Exercise goal:
Find every line below that contains the word "image" and copy it out.

Dataset records:
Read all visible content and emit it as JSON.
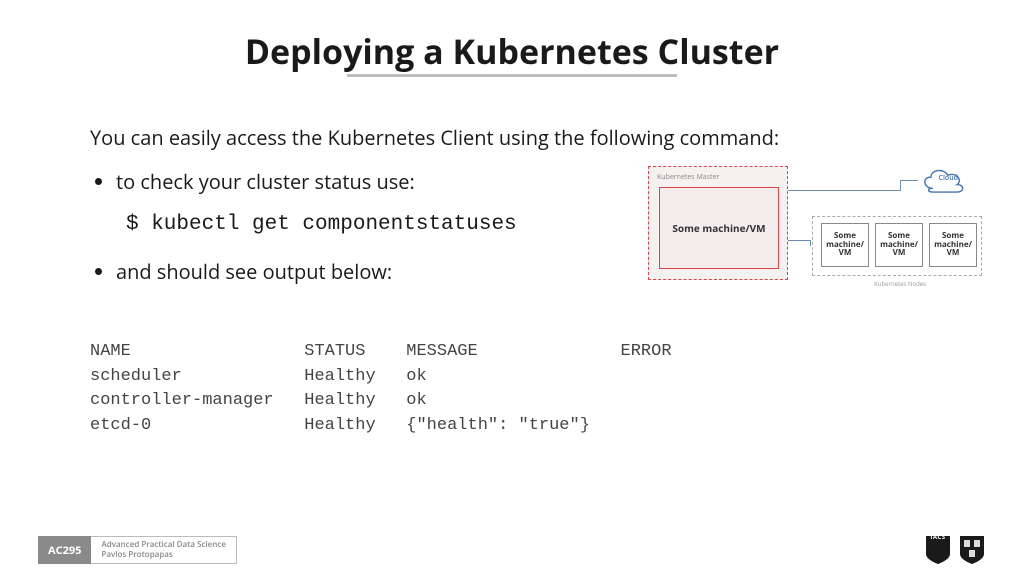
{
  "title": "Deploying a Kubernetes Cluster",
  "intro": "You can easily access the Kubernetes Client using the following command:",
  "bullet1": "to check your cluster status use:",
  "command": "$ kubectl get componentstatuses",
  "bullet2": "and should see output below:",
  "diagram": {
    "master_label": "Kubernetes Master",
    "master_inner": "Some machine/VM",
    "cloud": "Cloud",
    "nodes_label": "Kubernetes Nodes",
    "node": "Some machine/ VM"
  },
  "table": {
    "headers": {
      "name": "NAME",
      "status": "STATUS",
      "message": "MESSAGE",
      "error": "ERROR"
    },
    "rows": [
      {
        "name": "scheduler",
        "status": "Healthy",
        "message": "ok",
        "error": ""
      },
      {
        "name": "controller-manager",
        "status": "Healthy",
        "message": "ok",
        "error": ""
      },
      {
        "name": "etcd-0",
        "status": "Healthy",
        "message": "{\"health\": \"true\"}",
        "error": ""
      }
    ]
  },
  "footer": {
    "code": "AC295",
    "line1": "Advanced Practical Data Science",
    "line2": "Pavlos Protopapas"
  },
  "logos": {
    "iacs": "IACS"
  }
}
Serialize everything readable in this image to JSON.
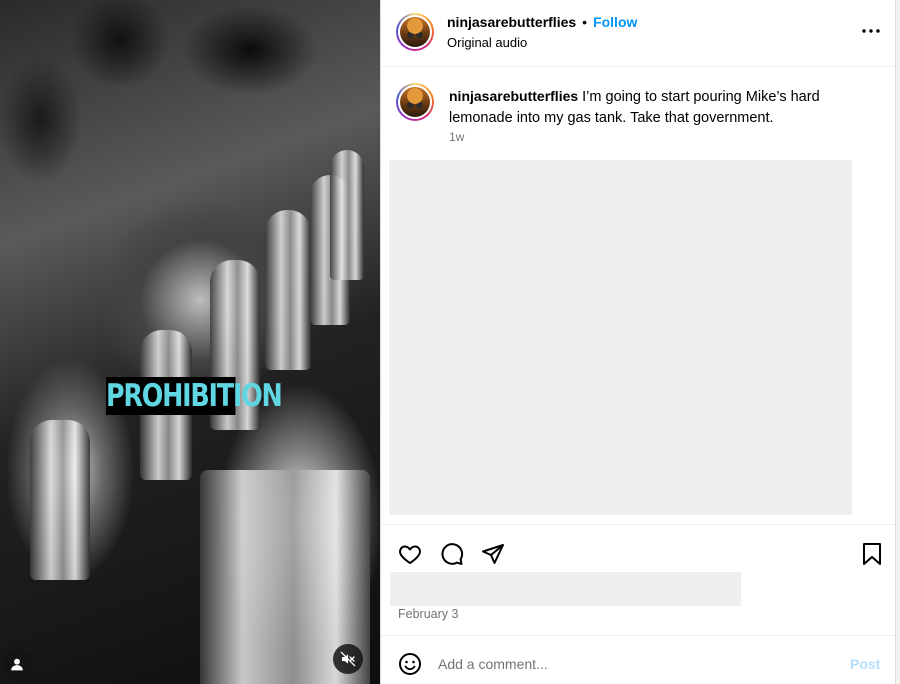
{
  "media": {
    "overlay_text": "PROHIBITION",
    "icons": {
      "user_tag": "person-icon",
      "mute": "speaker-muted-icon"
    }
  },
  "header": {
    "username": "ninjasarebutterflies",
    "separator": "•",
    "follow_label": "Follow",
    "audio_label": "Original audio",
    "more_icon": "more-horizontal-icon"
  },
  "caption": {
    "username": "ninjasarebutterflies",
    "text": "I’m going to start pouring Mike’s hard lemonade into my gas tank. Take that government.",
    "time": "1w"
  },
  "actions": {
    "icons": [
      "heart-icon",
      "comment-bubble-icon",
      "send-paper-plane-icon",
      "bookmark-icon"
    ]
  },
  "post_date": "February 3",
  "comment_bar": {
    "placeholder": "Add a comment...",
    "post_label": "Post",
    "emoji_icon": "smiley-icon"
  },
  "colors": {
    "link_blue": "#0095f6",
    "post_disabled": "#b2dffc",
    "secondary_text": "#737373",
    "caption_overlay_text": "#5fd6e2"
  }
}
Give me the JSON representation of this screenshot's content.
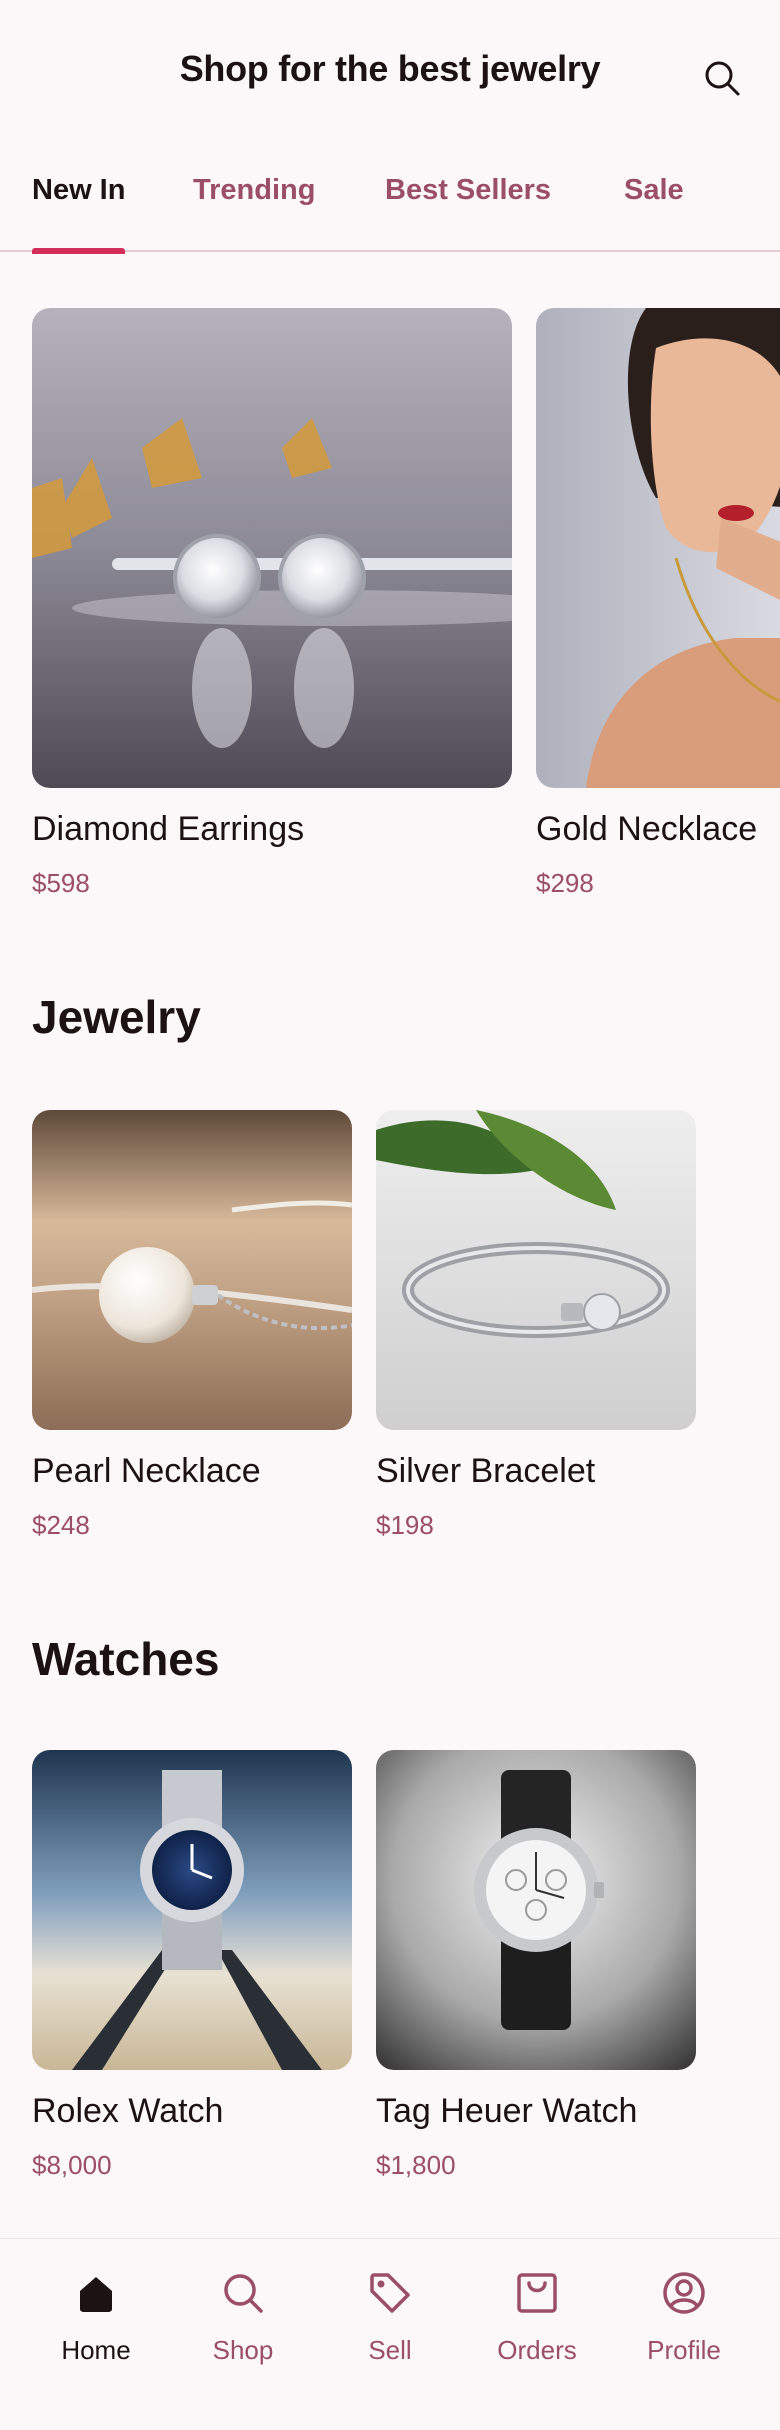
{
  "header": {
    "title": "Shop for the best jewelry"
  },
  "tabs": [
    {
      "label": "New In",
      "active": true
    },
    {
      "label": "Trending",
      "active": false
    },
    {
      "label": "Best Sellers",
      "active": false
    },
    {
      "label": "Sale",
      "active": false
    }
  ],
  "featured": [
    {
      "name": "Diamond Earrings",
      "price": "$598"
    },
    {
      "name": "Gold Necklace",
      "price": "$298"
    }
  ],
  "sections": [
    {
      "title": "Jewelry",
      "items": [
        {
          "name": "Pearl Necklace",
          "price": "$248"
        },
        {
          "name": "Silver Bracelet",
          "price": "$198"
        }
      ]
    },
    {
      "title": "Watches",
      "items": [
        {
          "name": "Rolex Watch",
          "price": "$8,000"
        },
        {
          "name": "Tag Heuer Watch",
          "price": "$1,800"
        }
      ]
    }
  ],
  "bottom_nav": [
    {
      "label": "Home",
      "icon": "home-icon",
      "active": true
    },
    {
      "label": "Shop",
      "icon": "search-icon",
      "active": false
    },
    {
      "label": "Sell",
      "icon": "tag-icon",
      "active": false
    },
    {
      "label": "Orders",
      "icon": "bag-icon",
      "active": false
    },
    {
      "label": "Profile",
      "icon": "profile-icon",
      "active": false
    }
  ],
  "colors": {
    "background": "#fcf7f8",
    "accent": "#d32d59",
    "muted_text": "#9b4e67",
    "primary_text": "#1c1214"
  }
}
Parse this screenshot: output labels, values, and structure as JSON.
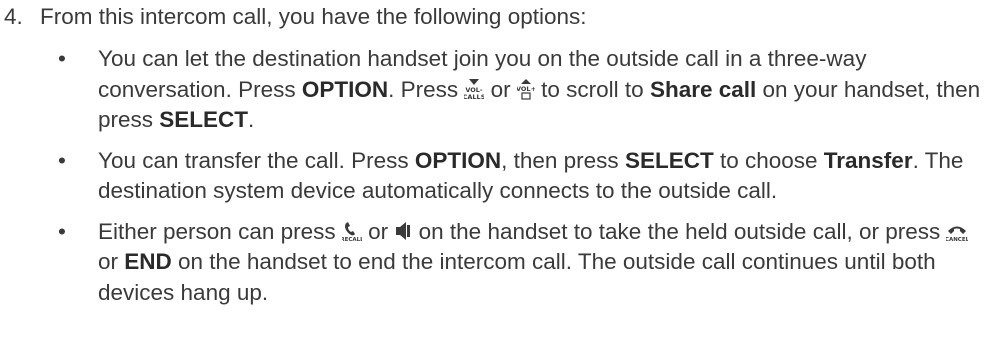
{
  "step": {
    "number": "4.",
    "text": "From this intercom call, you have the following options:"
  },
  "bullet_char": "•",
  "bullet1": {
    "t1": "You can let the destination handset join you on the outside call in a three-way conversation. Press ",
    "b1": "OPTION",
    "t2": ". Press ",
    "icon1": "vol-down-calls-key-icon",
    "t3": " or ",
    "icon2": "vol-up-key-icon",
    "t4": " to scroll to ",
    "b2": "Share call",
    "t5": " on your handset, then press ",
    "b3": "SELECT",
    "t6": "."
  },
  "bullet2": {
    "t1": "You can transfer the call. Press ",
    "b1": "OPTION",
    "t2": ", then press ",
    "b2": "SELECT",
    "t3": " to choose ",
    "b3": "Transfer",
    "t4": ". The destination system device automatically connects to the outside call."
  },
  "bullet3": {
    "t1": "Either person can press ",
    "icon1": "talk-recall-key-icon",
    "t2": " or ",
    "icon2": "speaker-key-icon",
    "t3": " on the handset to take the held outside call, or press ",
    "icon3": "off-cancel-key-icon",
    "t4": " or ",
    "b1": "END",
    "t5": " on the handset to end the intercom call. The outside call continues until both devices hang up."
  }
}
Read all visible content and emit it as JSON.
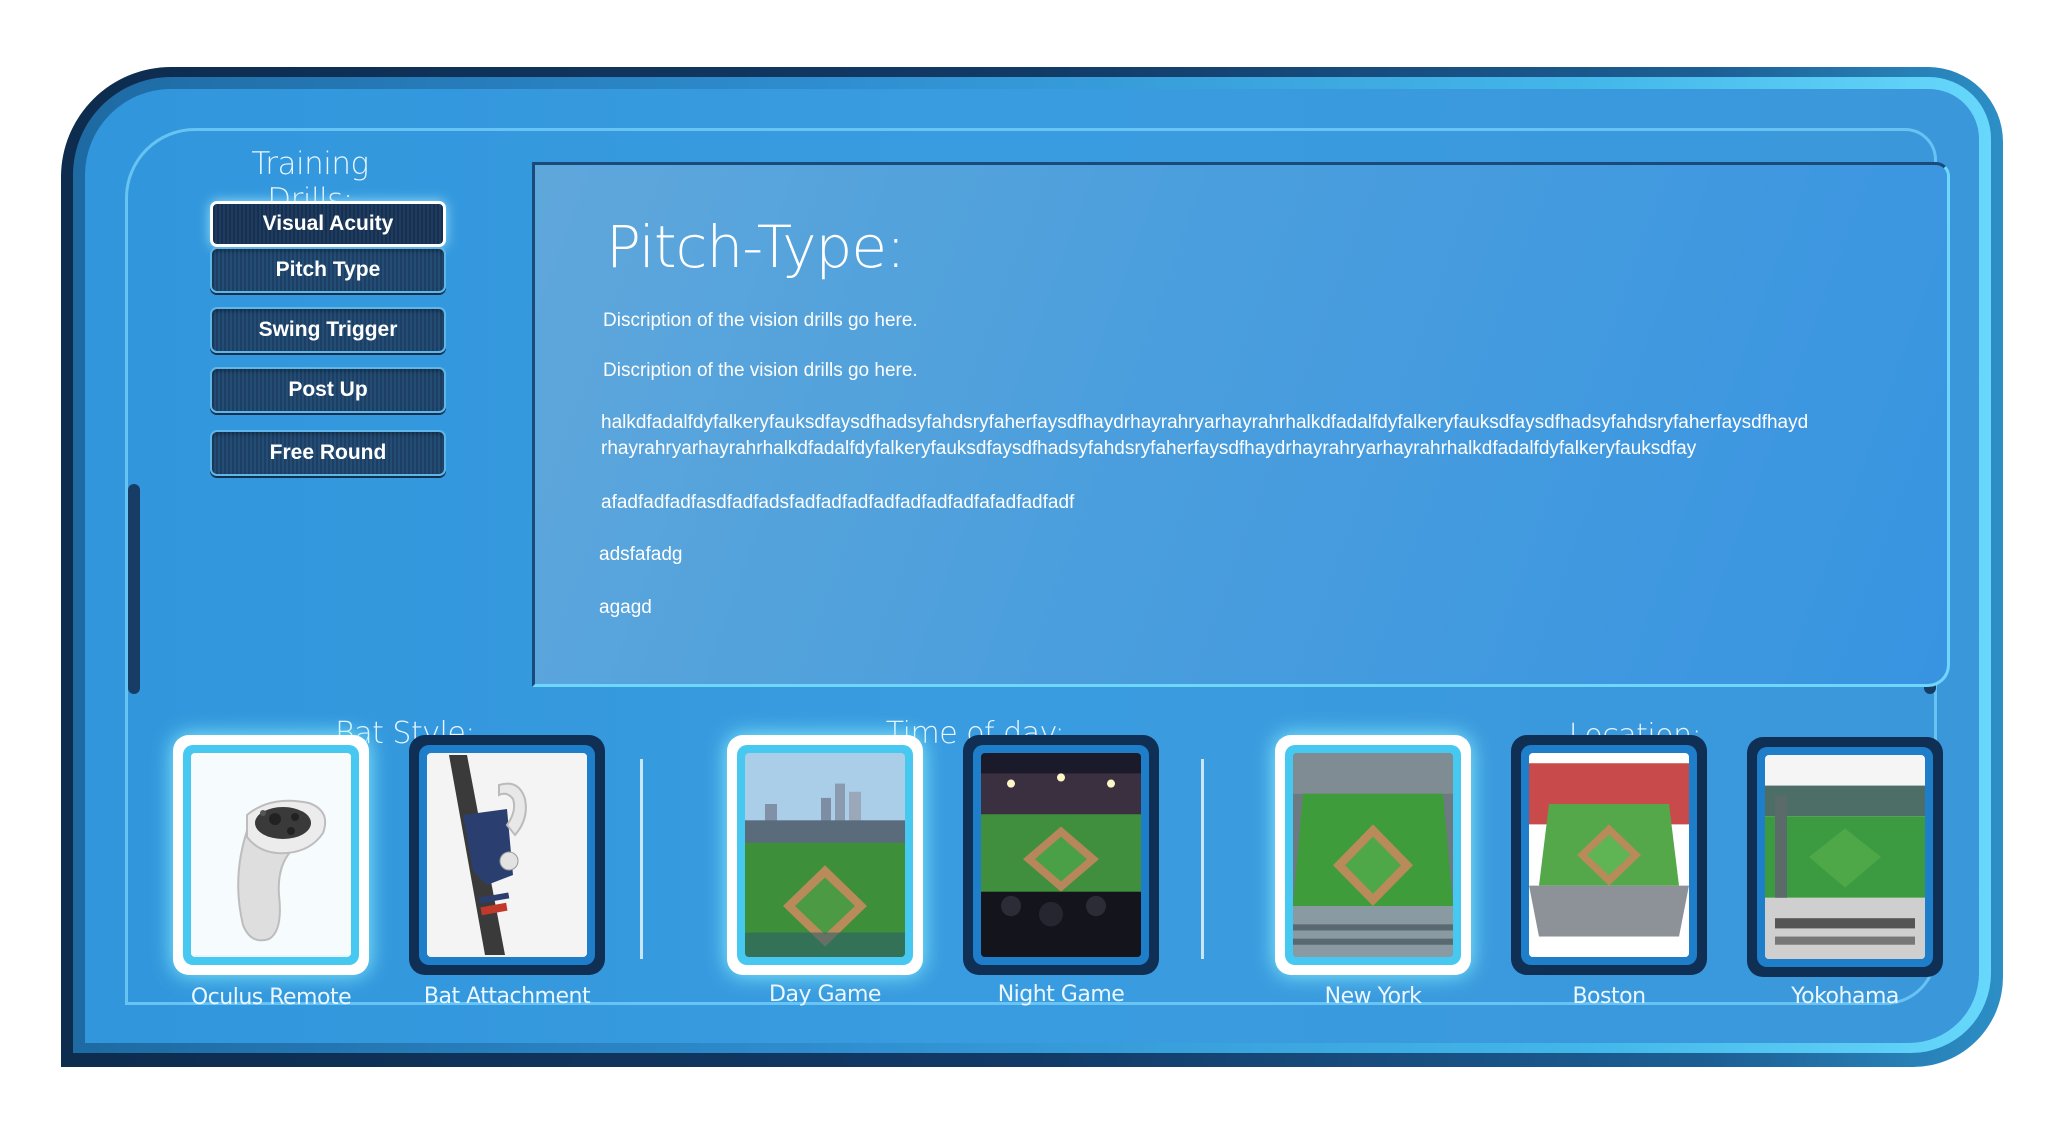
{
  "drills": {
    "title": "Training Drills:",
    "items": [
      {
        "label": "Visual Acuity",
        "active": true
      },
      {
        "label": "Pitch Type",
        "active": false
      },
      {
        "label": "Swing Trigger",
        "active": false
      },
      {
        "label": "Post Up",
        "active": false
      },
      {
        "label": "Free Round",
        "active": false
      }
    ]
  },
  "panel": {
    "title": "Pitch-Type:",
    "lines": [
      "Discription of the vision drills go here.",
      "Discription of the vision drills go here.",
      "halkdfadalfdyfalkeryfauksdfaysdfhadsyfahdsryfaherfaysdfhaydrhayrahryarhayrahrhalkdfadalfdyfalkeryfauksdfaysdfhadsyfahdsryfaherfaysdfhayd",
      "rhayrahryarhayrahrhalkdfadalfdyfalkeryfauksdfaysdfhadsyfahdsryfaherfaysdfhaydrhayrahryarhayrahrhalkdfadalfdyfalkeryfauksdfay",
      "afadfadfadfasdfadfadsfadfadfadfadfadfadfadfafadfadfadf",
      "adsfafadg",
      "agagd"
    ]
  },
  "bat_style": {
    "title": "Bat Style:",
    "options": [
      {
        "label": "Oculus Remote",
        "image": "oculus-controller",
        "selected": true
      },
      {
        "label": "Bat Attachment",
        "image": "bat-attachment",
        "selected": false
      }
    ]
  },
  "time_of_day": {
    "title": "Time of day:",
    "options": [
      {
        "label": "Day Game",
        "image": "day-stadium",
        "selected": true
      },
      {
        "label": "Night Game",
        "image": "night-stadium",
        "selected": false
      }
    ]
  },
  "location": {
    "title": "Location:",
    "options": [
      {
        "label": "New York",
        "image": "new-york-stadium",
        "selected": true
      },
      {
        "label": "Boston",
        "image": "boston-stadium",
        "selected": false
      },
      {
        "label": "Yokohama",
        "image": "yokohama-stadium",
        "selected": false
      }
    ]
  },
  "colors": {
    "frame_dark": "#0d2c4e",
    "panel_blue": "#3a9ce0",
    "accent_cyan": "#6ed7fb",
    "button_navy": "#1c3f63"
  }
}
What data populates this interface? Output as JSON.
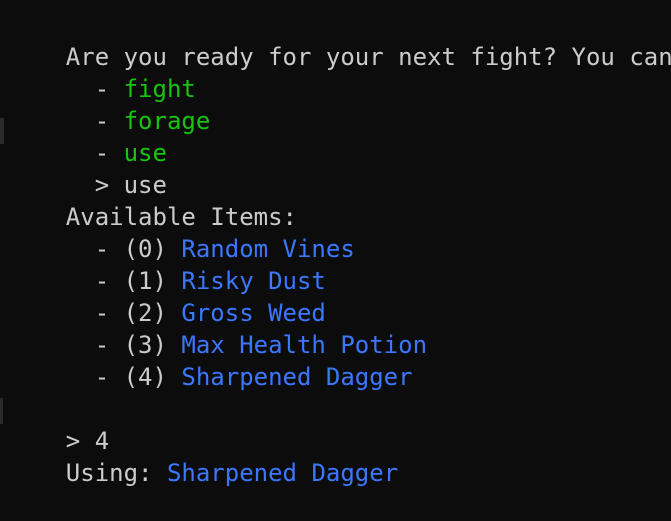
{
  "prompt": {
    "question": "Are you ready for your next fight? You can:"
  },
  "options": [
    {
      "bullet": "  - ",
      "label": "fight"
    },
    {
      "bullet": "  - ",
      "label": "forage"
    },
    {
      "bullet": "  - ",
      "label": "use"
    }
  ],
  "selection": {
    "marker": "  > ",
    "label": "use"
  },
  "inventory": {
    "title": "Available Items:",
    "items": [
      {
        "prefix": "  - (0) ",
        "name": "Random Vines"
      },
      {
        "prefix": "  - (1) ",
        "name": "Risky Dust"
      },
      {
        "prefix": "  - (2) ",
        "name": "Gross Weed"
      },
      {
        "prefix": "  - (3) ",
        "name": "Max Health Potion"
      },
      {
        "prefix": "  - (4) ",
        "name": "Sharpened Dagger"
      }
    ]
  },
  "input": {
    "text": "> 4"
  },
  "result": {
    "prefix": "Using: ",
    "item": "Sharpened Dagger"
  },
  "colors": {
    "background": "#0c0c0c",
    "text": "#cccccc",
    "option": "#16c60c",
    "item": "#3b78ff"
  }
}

Answer to the problem:
Serialize everything readable in this image to JSON.
        "image": "oculus-controller",
        "image": "bat-attachment",
        "image": "day-stadium",
        "image": "night-stadium",
        "image": "new-york-stadium",
        "image": "boston-stadium",
        "image": "yokohama-stadium",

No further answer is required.